@Steve: “…I see the results of people who have studied grammar for years and make the most basic mistakes, and yet have no vocabulary or feel for the language.”
I studied the grammar very carefully when I was learning German. I must say that I have never for one moment felt any regret for having done so.
Of course I agree that a knowledge of grammar is no use without also having a large vocabulary and a feel for idioms, etc. But in my opinion this is very much a question of ‘both-and’; it is not a matter of ‘either-or’.
In my experience so far, I’ve found it best to test the waters first before speaking “a lot” (I say “a lot” in relative terms, given that I don’t live in the target country and I have very few “real life” target language native speaker friends!). When I say “test the waters”, I refer to what I did with Spanish. I had been studying for about three months on LingQ (with lots of listening!) when I started to hear lots phrases and words ringing in my head, so I decided to have a conversation. I struggled and realised that I probably wasn’t really ready (i.e. I wasn’t getting that much benefit out of the conversation). I studied another three months and I think I only had one conversation during this time. Between months six and eight I had a few more, as I was able to participate in them more actively. From month eight to month 15 (approximately), I had many more conversations and I feel that the timing was right. I’ve still got a long way to go, but I know I can hold up my end of conversation (in particular if it’s 1-on-1). I also feel as though I have much less baggage in Spanish than I have in French. When I try to speak French with natives I meet in real life, I still feel a bit timid, a little bit too afraid of making mistakes. I credit this, in part at least, to the fact that I tried to speak a lot in French when I was a beginner and it was very frustrating (as well as somewhat discouraging).
I am in favour of using all sensory skills to reinforce what I have learnt. Speaking is an important component and for most people this is the ultimate goal.
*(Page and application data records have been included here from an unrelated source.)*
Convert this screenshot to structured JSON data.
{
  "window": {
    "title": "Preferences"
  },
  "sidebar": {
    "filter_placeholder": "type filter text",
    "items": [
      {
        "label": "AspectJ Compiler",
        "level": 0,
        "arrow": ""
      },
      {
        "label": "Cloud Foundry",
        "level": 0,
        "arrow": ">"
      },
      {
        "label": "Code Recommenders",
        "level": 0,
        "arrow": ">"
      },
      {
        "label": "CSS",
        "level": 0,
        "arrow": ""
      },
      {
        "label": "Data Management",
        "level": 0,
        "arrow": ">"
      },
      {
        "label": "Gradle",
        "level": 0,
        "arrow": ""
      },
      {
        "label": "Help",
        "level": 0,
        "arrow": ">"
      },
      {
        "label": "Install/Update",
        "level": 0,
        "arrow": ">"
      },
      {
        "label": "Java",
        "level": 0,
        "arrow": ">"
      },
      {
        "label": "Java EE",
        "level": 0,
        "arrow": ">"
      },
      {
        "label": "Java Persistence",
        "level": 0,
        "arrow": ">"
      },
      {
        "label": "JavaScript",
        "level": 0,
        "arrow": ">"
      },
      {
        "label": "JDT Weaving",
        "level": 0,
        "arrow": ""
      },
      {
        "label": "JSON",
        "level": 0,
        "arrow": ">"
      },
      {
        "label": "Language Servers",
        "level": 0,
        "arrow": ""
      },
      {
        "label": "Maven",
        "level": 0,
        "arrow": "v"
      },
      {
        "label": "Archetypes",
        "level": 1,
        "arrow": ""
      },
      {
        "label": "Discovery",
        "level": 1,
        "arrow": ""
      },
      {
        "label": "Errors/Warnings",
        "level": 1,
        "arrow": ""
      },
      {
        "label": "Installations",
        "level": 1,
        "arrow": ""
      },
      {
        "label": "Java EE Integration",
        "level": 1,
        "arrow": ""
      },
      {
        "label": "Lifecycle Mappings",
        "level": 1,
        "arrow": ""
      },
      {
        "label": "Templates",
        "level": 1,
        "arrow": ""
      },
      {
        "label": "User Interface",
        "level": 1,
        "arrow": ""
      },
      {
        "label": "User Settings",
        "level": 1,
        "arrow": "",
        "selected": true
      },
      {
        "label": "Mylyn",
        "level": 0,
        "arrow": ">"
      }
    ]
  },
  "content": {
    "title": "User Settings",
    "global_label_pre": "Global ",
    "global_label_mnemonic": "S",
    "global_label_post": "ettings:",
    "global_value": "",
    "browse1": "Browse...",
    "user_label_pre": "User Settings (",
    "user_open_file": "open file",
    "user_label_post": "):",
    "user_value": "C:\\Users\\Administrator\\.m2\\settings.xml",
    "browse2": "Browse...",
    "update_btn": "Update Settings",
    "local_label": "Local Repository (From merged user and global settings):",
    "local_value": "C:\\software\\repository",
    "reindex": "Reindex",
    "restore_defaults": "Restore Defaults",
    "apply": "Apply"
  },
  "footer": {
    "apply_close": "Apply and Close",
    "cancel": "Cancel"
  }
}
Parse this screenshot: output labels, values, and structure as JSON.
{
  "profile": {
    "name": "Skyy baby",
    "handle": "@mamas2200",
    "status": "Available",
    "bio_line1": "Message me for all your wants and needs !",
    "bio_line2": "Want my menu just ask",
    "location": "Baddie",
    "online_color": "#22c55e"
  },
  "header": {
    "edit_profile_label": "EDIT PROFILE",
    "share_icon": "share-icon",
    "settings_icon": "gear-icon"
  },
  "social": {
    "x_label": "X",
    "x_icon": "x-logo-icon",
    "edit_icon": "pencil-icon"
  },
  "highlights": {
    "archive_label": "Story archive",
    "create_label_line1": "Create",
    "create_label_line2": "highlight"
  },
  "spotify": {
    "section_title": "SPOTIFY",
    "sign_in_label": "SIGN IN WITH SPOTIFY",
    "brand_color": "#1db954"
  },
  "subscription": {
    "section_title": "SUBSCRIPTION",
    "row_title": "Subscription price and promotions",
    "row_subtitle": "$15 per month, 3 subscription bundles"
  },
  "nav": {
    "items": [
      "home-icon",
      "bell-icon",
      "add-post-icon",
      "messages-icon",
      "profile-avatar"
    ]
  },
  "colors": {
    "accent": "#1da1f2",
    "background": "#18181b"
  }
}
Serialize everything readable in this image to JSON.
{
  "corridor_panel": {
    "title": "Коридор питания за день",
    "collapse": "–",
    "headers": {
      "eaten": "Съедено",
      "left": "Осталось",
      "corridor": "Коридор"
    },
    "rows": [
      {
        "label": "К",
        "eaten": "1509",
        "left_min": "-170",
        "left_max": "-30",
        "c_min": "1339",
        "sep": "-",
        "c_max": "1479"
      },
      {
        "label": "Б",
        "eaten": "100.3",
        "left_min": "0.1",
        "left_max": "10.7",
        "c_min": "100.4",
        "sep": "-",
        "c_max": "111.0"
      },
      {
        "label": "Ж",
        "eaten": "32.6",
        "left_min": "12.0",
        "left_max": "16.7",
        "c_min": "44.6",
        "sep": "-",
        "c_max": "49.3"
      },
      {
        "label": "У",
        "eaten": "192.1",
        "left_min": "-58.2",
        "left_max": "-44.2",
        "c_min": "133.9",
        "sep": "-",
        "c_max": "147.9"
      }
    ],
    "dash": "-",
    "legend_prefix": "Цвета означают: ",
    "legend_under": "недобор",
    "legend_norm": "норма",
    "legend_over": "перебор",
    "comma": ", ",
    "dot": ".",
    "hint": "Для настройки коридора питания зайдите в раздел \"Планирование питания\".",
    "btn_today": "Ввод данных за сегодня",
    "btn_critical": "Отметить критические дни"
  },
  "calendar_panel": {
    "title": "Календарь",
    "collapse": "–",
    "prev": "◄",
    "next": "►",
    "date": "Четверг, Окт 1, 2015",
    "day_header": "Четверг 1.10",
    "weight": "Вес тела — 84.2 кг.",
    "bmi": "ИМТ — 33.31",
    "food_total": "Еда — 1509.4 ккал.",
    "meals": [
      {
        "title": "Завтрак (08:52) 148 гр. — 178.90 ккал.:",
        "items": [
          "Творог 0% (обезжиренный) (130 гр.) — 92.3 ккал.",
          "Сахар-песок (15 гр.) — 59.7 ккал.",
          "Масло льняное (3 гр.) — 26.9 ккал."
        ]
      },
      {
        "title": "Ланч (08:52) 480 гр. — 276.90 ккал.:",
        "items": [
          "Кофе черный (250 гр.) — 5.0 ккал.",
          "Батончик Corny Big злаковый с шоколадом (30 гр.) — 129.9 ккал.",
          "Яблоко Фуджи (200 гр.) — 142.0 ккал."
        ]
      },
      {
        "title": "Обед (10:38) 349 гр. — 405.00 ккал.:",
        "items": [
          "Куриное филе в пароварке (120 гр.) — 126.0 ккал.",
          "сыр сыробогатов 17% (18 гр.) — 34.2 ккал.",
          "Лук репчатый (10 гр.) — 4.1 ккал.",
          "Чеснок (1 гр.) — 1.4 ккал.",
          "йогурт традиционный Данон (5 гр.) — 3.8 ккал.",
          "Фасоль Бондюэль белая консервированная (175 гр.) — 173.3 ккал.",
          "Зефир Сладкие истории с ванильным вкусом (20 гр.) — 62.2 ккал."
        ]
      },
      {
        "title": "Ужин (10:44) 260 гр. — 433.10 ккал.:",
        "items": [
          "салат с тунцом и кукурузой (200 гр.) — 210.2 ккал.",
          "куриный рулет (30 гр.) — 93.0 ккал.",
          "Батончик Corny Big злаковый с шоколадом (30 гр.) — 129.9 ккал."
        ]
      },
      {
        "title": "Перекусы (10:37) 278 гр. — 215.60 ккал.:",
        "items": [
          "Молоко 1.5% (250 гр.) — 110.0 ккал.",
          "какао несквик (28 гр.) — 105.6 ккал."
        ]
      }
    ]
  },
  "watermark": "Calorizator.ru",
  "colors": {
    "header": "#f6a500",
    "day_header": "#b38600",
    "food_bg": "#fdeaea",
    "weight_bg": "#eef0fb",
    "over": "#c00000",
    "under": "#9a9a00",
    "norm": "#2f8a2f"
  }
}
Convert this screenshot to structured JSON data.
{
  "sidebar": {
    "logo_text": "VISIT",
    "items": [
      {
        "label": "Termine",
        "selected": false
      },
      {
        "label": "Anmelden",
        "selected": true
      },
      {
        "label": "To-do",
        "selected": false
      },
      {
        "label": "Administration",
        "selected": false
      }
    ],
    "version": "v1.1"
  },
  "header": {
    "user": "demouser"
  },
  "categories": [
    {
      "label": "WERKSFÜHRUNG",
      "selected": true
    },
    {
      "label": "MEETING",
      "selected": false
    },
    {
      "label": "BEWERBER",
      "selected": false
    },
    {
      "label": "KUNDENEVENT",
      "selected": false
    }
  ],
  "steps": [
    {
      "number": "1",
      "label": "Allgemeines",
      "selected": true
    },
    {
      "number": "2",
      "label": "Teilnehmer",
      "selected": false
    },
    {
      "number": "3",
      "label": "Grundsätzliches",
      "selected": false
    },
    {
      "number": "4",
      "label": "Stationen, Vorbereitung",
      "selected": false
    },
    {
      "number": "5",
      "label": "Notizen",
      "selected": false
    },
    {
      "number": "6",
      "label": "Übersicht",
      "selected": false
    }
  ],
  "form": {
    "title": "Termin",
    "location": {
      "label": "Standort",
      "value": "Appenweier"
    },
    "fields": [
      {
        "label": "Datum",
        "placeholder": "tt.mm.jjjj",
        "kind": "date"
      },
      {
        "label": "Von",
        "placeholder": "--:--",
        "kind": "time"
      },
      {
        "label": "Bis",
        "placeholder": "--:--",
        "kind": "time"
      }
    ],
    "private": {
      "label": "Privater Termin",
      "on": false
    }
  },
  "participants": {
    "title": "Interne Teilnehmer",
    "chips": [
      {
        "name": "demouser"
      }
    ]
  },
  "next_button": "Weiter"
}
Speaking helps get things into the long-term memory. When you speak you do not have time to think about what something is called, you have to remember it instantly. That puts pressure on the brain. So I like to apply what I have learnt immediately. I will normally use a new word or expression almost immediately if possible. I will make sure I use it with a native speaker and will make a note of new words so that I can go and ask a native speaker at the next opportunity. My aim is the speak the language and communicate with people therefore I need an active vocabulary at the speaking level.
However, 70-80 percent of my time is spent listening. I need to have heard the sound in my head to be able to remember how it sounds to be able to reproduce it. So yes before speaking I listen to material a number of times. I will repeat the same phrases with numerous people to make sure I got it.
I know no worse feeling than standing there and not being able to recall a word which I “should” know. A lot of speaking helps overcome that.
I am currently in a semi-silent period for German. I learn German at LingQ but also have a private tutor whom I meet with once a week at a coffee shop. She forces me to have conversations with her in German, even though my speaking ability is still very limited. It has helped me immensely. However, when I am not with my tutor, I focus mostly on reading and listening and don’t speak much.
So what does this all mean? I am in favor of a silent period in general. Before I got a German tutor, I spent a few months learning to read the sounds of German and acquired a basic knowledge of the language. I also draw a distinction between practicing the sounds of a language and practicing speaking it. I practice sounds often but don’t practice speaking often, unless I’m with my tutor.
A silent period helps your speaking because it gets you over the initial anxiety and confusion of hearing the language’s foreign sounds. But I can understand not wanting a silent period. When it comes to language learning, the philosophy should be: if it works for you, use it.